What to do: Starting with the first line, output the data exactly through to the end.

***** Available data

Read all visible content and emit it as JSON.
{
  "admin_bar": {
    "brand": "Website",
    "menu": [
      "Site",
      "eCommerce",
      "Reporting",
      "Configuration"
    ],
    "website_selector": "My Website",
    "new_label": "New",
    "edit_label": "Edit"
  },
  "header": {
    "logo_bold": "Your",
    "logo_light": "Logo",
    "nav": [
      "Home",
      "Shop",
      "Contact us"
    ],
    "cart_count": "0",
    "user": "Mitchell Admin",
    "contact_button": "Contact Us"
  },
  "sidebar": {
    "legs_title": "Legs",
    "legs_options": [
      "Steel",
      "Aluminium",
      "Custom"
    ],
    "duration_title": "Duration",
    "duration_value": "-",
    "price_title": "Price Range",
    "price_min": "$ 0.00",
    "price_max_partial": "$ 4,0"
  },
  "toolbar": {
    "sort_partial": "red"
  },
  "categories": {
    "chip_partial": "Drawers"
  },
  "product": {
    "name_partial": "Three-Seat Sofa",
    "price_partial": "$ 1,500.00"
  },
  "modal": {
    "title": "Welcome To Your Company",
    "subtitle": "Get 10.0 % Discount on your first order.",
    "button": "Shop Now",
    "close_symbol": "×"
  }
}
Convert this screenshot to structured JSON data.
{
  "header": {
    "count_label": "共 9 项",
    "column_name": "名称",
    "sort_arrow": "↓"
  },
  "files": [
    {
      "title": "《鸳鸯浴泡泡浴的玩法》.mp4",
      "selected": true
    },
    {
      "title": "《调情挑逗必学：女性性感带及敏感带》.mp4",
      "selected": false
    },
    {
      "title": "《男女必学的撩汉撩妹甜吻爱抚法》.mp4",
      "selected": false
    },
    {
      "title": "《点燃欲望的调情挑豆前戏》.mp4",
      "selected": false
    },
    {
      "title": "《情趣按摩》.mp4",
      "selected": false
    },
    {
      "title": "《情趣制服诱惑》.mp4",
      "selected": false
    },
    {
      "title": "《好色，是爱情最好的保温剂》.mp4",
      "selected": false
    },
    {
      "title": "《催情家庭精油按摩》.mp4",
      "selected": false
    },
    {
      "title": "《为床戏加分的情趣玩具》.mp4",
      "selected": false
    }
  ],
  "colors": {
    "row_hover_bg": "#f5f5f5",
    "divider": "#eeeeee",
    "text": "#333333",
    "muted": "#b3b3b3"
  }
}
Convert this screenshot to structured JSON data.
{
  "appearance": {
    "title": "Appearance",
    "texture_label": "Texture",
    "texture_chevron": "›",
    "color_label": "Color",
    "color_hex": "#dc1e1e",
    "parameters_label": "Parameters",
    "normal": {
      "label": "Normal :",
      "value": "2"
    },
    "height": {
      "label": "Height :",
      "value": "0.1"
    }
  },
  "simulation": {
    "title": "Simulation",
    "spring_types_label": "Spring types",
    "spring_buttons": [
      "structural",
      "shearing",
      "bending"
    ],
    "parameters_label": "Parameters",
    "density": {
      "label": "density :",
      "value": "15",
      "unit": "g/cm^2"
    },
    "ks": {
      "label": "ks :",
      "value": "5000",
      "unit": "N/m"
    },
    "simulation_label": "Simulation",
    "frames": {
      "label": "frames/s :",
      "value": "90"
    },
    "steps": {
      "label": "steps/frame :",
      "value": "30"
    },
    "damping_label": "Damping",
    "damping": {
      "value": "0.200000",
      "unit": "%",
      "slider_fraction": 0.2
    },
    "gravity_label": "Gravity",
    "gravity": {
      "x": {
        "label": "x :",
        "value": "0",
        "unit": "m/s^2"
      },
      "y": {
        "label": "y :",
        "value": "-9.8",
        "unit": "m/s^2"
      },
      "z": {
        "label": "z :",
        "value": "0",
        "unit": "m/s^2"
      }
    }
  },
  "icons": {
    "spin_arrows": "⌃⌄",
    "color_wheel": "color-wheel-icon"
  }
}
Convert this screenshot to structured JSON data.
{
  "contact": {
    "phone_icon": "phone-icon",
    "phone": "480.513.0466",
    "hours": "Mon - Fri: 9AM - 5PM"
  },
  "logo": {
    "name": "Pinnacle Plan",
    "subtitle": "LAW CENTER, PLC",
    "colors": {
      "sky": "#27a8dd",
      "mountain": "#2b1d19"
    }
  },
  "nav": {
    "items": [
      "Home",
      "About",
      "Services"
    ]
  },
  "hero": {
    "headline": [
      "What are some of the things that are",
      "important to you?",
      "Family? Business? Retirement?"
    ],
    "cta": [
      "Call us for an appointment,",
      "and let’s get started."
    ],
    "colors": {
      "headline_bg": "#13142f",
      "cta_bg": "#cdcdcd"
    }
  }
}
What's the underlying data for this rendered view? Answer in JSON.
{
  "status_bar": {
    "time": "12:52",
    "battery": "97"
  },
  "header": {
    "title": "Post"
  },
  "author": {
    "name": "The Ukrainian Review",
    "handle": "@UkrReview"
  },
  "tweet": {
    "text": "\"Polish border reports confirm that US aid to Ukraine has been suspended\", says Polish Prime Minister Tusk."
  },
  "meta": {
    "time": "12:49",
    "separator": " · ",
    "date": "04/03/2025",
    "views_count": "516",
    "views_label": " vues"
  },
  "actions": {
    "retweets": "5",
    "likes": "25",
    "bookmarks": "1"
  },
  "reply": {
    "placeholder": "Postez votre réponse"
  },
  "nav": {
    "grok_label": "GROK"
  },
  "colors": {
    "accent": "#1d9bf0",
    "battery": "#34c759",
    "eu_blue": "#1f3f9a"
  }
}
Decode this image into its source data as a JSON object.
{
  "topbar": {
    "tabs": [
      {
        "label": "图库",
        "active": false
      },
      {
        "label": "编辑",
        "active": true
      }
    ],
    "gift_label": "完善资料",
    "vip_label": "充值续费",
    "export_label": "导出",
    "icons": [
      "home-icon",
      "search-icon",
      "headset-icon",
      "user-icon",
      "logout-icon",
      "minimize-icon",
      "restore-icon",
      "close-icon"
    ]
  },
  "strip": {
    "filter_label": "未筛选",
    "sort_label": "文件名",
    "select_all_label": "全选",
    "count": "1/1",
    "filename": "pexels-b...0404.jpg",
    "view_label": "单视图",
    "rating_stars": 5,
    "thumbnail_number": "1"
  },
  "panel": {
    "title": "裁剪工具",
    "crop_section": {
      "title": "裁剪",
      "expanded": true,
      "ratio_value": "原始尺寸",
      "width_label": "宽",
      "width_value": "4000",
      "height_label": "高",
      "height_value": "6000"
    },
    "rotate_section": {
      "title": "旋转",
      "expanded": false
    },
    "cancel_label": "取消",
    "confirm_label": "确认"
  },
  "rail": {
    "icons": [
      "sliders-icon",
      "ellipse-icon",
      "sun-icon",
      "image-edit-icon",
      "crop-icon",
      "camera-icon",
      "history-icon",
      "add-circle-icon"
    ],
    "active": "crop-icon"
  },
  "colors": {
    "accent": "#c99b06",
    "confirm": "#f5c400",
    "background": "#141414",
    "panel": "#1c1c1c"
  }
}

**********

Task output:
Read all visible content and emit it as JSON.
{
  "admin_bar": {
    "brand": "Website",
    "menu": [
      "Site",
      "eCommerce",
      "Reporting",
      "Configuration"
    ],
    "website_selector": "My Website",
    "new_label": "New",
    "edit_label": "Edit"
  },
  "header": {
    "logo_bold": "Your",
    "logo_light": "Logo",
    "nav": [
      "Home",
      "Shop",
      "Contact us"
    ],
    "cart_count": "0",
    "user": "Mitchell Admin",
    "contact_button": "Contact Us"
  },
  "sidebar": {
    "legs_title": "Legs",
    "legs_options": [
      "Steel",
      "Aluminium",
      "Custom"
    ],
    "duration_title": "Duration",
    "duration_value": "-",
    "price_title": "Price Range",
    "price_min": "$ 0.00",
    "price_max_partial": "$ 4,0"
  },
  "toolbar": {
    "sort_partial": "red"
  },
  "categories": {
    "chip_partial": "Drawers"
  },
  "product": {
    "name_partial": "Three-Seat Sofa",
    "price_partial": "$ 1,500.00"
  },
  "modal": {
    "title": "Welcome To Your Company",
    "subtitle": "Get 10.0 % Discount on your first order.",
    "button": "Shop Now",
    "close_symbol": "×"
  }
}
Convert this screenshot to structured JSON data.
{
  "header": {
    "count_label": "共 9 项",
    "column_name": "名称",
    "sort_arrow": "↓"
  },
  "files": [
    {
      "title": "《鸳鸯浴泡泡浴的玩法》.mp4",
      "selected": true
    },
    {
      "title": "《调情挑逗必学：女性性感带及敏感带》.mp4",
      "selected": false
    },
    {
      "title": "《男女必学的撩汉撩妹甜吻爱抚法》.mp4",
      "selected": false
    },
    {
      "title": "《点燃欲望的调情挑豆前戏》.mp4",
      "selected": false
    },
    {
      "title": "《情趣按摩》.mp4",
      "selected": false
    },
    {
      "title": "《情趣制服诱惑》.mp4",
      "selected": false
    },
    {
      "title": "《好色，是爱情最好的保温剂》.mp4",
      "selected": false
    },
    {
      "title": "《催情家庭精油按摩》.mp4",
      "selected": false
    },
    {
      "title": "《为床戏加分的情趣玩具》.mp4",
      "selected": false
    }
  ],
  "colors": {
    "row_hover_bg": "#f5f5f5",
    "divider": "#eeeeee",
    "text": "#333333",
    "muted": "#b3b3b3"
  }
}
Convert this screenshot to structured JSON data.
{
  "appearance": {
    "title": "Appearance",
    "texture_label": "Texture",
    "texture_chevron": "›",
    "color_label": "Color",
    "color_hex": "#dc1e1e",
    "parameters_label": "Parameters",
    "normal": {
      "label": "Normal :",
      "value": "2"
    },
    "height": {
      "label": "Height :",
      "value": "0.1"
    }
  },
  "simulation": {
    "title": "Simulation",
    "spring_types_label": "Spring types",
    "spring_buttons": [
      "structural",
      "shearing",
      "bending"
    ],
    "parameters_label": "Parameters",
    "density": {
      "label": "density :",
      "value": "15",
      "unit": "g/cm^2"
    },
    "ks": {
      "label": "ks :",
      "value": "5000",
      "unit": "N/m"
    },
    "simulation_label": "Simulation",
    "frames": {
      "label": "frames/s :",
      "value": "90"
    },
    "steps": {
      "label": "steps/frame :",
      "value": "30"
    },
    "damping_label": "Damping",
    "damping": {
      "value": "0.200000",
      "unit": "%",
      "slider_fraction": 0.2
    },
    "gravity_label": "Gravity",
    "gravity": {
      "x": {
        "label": "x :",
        "value": "0",
        "unit": "m/s^2"
      },
      "y": {
        "label": "y :",
        "value": "-9.8",
        "unit": "m/s^2"
      },
      "z": {
        "label": "z :",
        "value": "0",
        "unit": "m/s^2"
      }
    }
  },
  "icons": {
    "spin_arrows": "⌃⌄",
    "color_wheel": "color-wheel-icon"
  }
}
Convert this screenshot to structured JSON data.
{
  "contact": {
    "phone_icon": "phone-icon",
    "phone": "480.513.0466",
    "hours": "Mon - Fri: 9AM - 5PM"
  },
  "logo": {
    "name": "Pinnacle Plan",
    "subtitle": "LAW CENTER, PLC",
    "colors": {
      "sky": "#27a8dd",
      "mountain": "#2b1d19"
    }
  },
  "nav": {
    "items": [
      "Home",
      "About",
      "Services"
    ]
  },
  "hero": {
    "headline": [
      "What are some of the things that are",
      "important to you?",
      "Family? Business? Retirement?"
    ],
    "cta": [
      "Call us for an appointment,",
      "and let’s get started."
    ],
    "colors": {
      "headline_bg": "#13142f",
      "cta_bg": "#cdcdcd"
    }
  }
}
What's the underlying data for this rendered view? Answer in JSON.
{
  "status_bar": {
    "time": "12:52",
    "battery": "97"
  },
  "header": {
    "title": "Post"
  },
  "author": {
    "name": "The Ukrainian Review",
    "handle": "@UkrReview"
  },
  "tweet": {
    "text": "\"Polish border reports confirm that US aid to Ukraine has been suspended\", says Polish Prime Minister Tusk."
  },
  "meta": {
    "time": "12:49",
    "separator": " · ",
    "date": "04/03/2025",
    "views_count": "516",
    "views_label": " vues"
  },
  "actions": {
    "retweets": "5",
    "likes": "25",
    "bookmarks": "1"
  },
  "reply": {
    "placeholder": "Postez votre réponse"
  },
  "nav": {
    "grok_label": "GROK"
  },
  "colors": {
    "accent": "#1d9bf0",
    "battery": "#34c759",
    "eu_blue": "#1f3f9a"
  }
}
Decode this image into its source data as a JSON object.
{
  "topbar": {
    "tabs": [
      {
        "label": "图库",
        "active": false
      },
      {
        "label": "编辑",
        "active": true
      }
    ],
    "gift_label": "完善资料",
    "vip_label": "充值续费",
    "export_label": "导出",
    "icons": [
      "home-icon",
      "search-icon",
      "headset-icon",
      "user-icon",
      "logout-icon",
      "minimize-icon",
      "restore-icon",
      "close-icon"
    ]
  },
  "strip": {
    "filter_label": "未筛选",
    "sort_label": "文件名",
    "select_all_label": "全选",
    "count": "1/1",
    "filename": "pexels-b...0404.jpg",
    "view_label": "单视图",
    "rating_stars": 5,
    "thumbnail_number": "1"
  },
  "panel": {
    "title": "裁剪工具",
    "crop_section": {
      "title": "裁剪",
      "expanded": true,
      "ratio_value": "原始尺寸",
      "width_label": "宽",
      "width_value": "4000",
      "height_label": "高",
      "height_value": "6000"
    },
    "rotate_section": {
      "title": "旋转",
      "expanded": false
    },
    "cancel_label": "取消",
    "confirm_label": "确认"
  },
  "rail": {
    "icons": [
      "sliders-icon",
      "ellipse-icon",
      "sun-icon",
      "image-edit-icon",
      "crop-icon",
      "camera-icon",
      "history-icon",
      "add-circle-icon"
    ],
    "active": "crop-icon"
  },
  "colors": {
    "accent": "#c99b06",
    "confirm": "#f5c400",
    "background": "#141414",
    "panel": "#1c1c1c"
  }
}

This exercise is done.